Aerating a champagne before serving it is not a widespread practice. However, it should not be forgotten that champagne is above all a wine! Therefore, champagne can be aerated, just like red or white wine.
Why should you aerate champagne?
When opened, Champagne often has an aggressive bubble. Indeed, when opening the bottle, there is a strong release of carbon dioxide. This aggressive bubble can sometimes be embarrassing when tasting and can produce a slight aggression on the nose. Decanting your champagne will produce a bubble that will be much finer and more delicate at the first sip.
Is it risky to air a champagne?
The major risk of aerating champagne is that aeration can lead to the disappearance of bubbles. To avoid this, it is necessary to have an adequate ventilation technique. A suitable decanter with a shape that is not too flared is essential. In addition, the decanter must be at the same temperature as the bottle to avoid thermal shock. To protect the champagne from excessive degassing, it is necessary to pour the liquid very gently into the decanter. Indeed, if this step is done too fast, the champagne could lose its complexity. You must slide it very slowly on the edges of your decanter.

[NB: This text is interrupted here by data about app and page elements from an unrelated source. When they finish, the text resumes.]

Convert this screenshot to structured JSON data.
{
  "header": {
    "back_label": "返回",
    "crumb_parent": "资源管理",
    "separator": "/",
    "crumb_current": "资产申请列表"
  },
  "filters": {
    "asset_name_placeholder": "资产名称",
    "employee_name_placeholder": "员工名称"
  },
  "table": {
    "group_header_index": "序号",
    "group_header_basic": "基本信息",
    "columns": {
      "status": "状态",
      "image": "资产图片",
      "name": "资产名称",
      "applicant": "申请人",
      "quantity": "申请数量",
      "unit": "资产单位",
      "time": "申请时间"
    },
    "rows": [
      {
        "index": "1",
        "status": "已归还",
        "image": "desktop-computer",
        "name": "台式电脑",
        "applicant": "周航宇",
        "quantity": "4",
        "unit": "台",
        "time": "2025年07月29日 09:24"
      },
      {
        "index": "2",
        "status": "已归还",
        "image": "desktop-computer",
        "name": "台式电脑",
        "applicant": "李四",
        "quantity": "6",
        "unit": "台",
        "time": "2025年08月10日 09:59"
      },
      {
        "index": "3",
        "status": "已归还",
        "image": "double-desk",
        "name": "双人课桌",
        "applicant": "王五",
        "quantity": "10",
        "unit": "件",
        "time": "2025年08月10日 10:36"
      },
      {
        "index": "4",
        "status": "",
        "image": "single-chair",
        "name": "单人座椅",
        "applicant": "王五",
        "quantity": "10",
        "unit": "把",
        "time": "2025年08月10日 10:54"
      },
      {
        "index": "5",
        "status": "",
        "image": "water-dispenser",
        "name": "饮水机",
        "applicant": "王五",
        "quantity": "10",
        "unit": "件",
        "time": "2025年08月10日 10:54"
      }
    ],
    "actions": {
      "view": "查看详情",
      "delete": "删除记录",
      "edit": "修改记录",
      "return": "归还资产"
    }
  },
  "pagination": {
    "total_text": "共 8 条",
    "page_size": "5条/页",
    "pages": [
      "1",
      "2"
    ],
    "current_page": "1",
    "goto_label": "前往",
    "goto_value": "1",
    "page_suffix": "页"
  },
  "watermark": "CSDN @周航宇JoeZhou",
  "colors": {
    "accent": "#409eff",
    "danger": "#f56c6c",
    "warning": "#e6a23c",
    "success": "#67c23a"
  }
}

To see for yourself the effect of aeration on a champagne, we recommend that you offer your guests two different bottles of champagne at your next meal. One will be served in a decanter and the other in a bottle. The result will be immediate !